8/22/2018Federal Reports Documents Nationwide Photo Enforcement Decline
Flawed state reports on photo enforcement document the decline in automated ticketing around the nation.
Most states resisted the new federal effort to increase transparency by releasing accident and revenue data related to the use of red light cameras and speed cameras (view story). Instead of producing "adequate data" as the law requires, states handed in surveys containing little information.
Despite its limitations, the effort highlighted significant inaccuracies in existing automated enforcement program data. According to the state-submitted reports, 294 cities use red light cameras or speed cameras -- a number closer to 334 after adding in the cities withheld from the reports submitted by California and Ohio transportation officials. This is a far lower figure than the commonly cited Insurance Institute for Highway Safety (IIHS) count of 423 jurisdictions using cameras. Illinois highlighted the shortcomings of the insurance industry's data.
"Out of the 69 IIHS communities with red light cameras, only 59 jurisdictions reported to Illinois DOT indicating that they had red light cameras in their communities," the Illinois report explained. "A total of ten of the 69 IIHS communities reported that they had no red light cameras. Further, our sample includes eight additional jurisdictions, not identified in the IIHS database, with red light cameras in their communities."
The insurance industry has a financial interest in overstating the acceptance of photo enforcement. In California and Arizona, every photo ticket issued can be used to increase insurance premiums, generating millions in extra revenue for the parent companies of IIHS.
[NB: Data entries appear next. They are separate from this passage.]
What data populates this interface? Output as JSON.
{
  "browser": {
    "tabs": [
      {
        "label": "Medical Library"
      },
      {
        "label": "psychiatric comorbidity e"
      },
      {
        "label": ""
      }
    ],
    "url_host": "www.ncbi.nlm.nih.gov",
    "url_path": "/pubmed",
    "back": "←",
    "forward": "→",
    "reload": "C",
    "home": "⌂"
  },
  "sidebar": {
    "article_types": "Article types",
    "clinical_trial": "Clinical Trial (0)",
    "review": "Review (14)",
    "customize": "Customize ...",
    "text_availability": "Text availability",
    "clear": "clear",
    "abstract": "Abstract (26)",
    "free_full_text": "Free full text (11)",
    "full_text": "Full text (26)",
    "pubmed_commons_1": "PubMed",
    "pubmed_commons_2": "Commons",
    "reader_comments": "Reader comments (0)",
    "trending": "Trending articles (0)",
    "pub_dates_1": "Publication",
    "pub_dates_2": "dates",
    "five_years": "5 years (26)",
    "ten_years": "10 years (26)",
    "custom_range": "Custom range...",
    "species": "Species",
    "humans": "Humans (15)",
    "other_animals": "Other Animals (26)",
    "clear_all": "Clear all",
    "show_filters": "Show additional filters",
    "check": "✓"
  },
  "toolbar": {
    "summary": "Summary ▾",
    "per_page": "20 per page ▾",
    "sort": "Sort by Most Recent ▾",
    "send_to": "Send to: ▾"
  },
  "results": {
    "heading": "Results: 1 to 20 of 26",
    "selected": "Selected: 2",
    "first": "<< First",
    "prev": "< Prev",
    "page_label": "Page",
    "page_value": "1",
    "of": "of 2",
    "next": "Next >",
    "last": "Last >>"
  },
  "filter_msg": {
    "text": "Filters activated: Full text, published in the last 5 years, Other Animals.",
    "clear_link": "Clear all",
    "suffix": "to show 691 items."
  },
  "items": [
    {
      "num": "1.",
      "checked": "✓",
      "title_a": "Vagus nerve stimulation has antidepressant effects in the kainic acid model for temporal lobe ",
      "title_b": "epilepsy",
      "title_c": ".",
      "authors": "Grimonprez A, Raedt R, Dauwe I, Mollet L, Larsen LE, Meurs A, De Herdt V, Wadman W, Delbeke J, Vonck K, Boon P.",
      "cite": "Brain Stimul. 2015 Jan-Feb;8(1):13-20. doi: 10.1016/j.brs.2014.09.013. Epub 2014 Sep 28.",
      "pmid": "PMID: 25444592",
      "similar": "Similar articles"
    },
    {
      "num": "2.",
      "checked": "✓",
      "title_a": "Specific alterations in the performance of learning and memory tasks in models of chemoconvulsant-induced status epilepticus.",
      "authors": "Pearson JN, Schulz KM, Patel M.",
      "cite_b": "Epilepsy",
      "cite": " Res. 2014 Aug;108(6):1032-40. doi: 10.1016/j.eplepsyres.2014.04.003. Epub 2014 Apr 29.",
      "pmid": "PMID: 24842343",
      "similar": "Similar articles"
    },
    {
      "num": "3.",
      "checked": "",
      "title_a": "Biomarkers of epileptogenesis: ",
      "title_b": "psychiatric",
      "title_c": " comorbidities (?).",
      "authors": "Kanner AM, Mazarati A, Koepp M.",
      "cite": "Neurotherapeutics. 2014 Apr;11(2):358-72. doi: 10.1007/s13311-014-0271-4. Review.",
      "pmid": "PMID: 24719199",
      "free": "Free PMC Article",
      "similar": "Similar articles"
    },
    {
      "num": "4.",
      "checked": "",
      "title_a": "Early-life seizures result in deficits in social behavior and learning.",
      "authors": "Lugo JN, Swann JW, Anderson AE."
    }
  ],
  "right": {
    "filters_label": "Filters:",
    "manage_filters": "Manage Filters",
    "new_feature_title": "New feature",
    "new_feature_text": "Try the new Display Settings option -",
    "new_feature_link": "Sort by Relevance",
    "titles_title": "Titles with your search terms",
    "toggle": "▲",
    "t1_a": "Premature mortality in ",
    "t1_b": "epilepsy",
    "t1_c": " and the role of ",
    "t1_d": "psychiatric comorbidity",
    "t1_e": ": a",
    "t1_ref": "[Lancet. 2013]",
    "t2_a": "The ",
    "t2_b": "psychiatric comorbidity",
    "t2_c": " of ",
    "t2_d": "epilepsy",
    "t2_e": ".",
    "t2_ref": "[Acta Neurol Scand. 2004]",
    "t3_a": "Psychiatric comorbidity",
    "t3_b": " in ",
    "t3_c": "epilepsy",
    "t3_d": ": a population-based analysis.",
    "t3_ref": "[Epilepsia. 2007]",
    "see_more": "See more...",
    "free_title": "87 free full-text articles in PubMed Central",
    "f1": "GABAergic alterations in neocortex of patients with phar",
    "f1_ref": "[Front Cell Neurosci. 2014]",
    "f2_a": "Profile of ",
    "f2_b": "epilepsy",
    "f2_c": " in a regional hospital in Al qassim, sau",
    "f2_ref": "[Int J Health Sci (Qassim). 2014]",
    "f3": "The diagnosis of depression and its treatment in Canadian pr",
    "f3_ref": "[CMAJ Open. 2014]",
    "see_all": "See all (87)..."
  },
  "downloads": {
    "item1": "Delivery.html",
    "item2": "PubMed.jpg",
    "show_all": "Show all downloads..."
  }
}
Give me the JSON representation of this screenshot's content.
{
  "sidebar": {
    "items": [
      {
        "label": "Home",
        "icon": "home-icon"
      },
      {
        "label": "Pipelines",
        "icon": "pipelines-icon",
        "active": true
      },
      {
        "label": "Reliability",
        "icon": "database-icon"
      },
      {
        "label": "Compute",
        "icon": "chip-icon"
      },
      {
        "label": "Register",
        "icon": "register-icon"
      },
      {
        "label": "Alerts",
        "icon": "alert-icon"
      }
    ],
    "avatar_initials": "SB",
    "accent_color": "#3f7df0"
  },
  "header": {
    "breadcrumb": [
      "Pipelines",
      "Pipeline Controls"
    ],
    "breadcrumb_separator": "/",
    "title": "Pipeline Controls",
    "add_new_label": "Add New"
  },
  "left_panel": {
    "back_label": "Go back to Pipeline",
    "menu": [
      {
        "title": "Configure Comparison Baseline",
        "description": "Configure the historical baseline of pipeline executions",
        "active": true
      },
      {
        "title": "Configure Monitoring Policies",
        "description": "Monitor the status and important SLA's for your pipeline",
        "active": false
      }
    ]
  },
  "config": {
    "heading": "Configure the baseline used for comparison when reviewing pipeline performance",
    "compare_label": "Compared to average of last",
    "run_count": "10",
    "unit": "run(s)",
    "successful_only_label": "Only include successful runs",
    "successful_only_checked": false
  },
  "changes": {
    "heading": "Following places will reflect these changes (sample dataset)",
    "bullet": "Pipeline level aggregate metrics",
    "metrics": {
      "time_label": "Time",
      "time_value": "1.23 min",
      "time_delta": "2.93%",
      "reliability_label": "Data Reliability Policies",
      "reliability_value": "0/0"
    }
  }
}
In Oklahoma, however, the IIHS failed to notice a small city -- Enid -- has been using photo radar. Oklahoma paid University of Oklahoma researchers to conduct a telephone poll of 473 cities within the state to discover which of them used speed cameras or red light cameras, even though such devices are not authorized under state law. Enid officials told the pollsters that information regarding the number of citations issued by the program is "publicly available," but there is no information available online about Enid's camera program.
Missouri and New Mexico likewise have only one city using automated ticketing machines. Missouri's report included copies of the state Supreme Court decisions that have left Hannibal as the lone outpost using red light cameras. New Mexico, by contrast, provided a sheet with handwritten checkbox responses from Rio Rancho on the state's final speed camera program. North Carolina also reported a significant decline in the use of cameras.
"While some municipalities abandoned their red light cameras due to public pressure, other cities in North Carolina discontinued their programs following a decision by the North Carolina Court of Appeals in 2005," the state reported. "This decision found that the North Carolina Constitution required that the revenue collected from these systems must be used exclusively to maintain public schools, except for a maximum of 10 percent of the fines collected that can be used for the cost accrued to operate the system. This decision meant some of the contracts municipalities had with the private companies, who operated the cameras for more than a 10 percent share of the collected fines, financially unreasonable and the programs were quickly shut down."